Market valuation multiples are related to this concept. This is especially clear when these multiples are applied to business earnings such as EBITDA or net income. In fact, these valuation multiples act pretty much as the inverse of the company’s capitalization rate – instead of dividing the business earnings by the cap rate, you multiply it by the valuation multiple. The result is the estimate of what your business is worth.

Industry risk premium and valuation multiples

If you take a close look at the Build-Up cost of capital model used to calculate the discount and cap rates for your business, you will see that one key component is the industry risk premium. This additional part of business risk depends, as the name implies, on the industry sector the company competes in.

Businesses in high risk industries are less valuable

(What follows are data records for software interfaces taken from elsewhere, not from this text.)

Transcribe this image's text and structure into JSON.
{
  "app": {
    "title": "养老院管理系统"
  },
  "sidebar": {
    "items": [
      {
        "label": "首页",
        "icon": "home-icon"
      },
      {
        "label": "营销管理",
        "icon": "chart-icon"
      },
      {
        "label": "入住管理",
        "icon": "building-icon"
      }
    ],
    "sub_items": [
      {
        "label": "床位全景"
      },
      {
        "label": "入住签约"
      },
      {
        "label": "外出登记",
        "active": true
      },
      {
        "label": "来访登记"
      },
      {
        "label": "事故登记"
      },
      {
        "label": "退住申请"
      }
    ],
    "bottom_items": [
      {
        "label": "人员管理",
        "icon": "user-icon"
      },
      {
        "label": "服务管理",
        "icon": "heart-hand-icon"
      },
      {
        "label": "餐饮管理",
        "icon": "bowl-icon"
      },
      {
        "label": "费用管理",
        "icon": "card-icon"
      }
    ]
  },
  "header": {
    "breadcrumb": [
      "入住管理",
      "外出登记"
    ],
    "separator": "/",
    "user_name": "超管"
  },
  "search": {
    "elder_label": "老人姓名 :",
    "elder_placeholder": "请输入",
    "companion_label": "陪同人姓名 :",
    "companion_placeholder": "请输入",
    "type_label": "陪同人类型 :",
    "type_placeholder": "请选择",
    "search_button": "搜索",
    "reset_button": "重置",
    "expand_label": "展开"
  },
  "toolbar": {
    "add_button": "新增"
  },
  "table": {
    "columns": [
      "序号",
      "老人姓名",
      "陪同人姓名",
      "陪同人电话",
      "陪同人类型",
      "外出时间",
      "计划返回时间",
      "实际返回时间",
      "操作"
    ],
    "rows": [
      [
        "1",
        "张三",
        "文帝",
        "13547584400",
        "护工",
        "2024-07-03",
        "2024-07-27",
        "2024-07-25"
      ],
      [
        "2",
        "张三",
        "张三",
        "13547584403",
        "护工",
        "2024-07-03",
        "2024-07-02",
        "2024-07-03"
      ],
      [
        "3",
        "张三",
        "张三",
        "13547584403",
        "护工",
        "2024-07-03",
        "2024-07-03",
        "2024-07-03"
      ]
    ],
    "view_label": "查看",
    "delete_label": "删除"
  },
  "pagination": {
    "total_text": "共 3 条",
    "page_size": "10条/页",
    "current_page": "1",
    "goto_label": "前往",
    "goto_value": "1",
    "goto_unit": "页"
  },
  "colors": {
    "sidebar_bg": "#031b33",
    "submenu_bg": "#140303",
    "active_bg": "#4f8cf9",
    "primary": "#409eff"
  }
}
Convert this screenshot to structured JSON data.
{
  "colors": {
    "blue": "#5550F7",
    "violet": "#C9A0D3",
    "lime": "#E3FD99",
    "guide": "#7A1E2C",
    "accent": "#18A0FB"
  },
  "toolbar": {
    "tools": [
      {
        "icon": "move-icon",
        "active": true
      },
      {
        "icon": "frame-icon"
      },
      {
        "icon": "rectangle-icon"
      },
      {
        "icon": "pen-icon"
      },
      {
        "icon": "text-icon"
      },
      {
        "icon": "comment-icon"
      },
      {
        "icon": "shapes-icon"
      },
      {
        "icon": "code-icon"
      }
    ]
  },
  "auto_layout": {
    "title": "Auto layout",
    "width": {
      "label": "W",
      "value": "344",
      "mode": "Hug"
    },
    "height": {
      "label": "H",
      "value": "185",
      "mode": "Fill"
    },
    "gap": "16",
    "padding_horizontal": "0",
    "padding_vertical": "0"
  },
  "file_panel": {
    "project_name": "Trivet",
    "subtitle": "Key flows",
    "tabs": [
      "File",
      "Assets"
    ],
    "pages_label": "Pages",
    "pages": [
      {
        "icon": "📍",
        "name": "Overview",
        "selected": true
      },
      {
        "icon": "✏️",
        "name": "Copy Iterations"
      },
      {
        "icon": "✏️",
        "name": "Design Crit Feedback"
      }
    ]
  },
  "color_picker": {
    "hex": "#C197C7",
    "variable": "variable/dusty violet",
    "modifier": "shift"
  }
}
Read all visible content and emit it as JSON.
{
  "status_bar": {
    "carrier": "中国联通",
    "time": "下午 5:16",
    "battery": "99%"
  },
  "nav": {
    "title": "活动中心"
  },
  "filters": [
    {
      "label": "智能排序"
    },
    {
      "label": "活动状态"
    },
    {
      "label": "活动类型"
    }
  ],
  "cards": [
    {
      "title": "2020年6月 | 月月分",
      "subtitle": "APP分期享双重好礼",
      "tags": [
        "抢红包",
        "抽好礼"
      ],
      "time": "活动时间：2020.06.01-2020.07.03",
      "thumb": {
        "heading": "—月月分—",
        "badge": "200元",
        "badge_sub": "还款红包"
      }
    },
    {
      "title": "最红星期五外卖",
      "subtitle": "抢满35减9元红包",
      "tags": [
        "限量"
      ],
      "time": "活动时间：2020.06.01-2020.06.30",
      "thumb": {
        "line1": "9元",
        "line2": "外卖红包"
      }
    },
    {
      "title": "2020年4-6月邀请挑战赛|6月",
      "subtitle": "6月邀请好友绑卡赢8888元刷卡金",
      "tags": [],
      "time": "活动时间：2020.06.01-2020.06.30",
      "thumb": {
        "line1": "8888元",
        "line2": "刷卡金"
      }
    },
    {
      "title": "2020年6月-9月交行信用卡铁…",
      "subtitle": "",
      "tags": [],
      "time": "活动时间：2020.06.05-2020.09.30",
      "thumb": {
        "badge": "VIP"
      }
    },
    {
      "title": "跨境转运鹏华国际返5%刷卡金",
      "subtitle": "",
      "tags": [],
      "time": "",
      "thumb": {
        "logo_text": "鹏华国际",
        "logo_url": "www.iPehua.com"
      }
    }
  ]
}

The higher the industry risk premium, the lower the valuation multiple. This means that, for a given earnings forecast, the business value is lower. Put another way, the businesses in an industry with a high risk premium are more risky and, therefore, worth less.

Valuation multiples by industry – some examples

Just how much do valuation multiples vary by industry? We’ll use the typical Business value to EBITDA multiples for several industry sectors to demonstrate the difference:

Industry Sector SIC Code EBITDA Multiple
Architectural firm 8712 2.96
CPA / accounting practice 8721 4.38
Construction defect restoration 1522 4.62
Custom software development 7371 7.61
Engineering consulting firm 8711 8.19
Employment agency 7361 4.49
Environmental consultants 8748 6.47
Family medical practice 8011 2.71
Florist retail 5992 1.78
Gas station with C-store 5541 2.27
Heavy construction services 1611 4.37
Janitorial services 7349 4.92
Plastic products manufacturing 3089 6.16
Restaurant and sports bar 5812 2.22

Business appraisal using valuation multiples